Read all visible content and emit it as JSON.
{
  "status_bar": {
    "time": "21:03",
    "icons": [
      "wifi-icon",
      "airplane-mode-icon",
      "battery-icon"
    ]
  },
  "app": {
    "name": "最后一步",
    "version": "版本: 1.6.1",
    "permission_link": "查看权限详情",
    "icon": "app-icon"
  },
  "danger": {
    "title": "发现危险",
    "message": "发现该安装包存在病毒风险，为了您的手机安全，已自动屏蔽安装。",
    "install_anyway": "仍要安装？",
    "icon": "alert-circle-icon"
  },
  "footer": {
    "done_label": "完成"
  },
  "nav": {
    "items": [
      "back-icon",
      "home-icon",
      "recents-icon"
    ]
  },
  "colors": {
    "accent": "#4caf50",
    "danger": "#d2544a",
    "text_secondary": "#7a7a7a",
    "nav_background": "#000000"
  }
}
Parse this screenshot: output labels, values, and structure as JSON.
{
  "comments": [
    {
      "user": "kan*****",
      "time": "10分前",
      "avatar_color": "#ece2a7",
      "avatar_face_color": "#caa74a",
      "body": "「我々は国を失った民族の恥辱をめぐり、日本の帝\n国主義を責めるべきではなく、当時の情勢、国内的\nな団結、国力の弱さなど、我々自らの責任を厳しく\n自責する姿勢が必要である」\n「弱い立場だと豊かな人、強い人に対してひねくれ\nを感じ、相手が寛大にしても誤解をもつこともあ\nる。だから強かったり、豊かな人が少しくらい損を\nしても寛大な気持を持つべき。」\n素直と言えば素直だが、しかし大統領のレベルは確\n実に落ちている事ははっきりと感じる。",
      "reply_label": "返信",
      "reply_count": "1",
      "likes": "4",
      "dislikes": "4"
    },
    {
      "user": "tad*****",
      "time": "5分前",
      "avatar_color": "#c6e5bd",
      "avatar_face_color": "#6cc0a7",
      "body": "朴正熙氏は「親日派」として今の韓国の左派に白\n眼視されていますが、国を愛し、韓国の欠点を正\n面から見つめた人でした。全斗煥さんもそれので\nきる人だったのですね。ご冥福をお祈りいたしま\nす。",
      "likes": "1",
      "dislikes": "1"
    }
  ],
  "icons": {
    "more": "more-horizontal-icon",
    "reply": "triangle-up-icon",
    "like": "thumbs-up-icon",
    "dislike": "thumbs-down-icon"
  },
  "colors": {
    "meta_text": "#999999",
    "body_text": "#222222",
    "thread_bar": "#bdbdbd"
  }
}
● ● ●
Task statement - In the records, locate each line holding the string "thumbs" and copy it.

Solution to this problem -
    "like": "thumbs-up-icon",
    "dislike": "thumbs-down-icon"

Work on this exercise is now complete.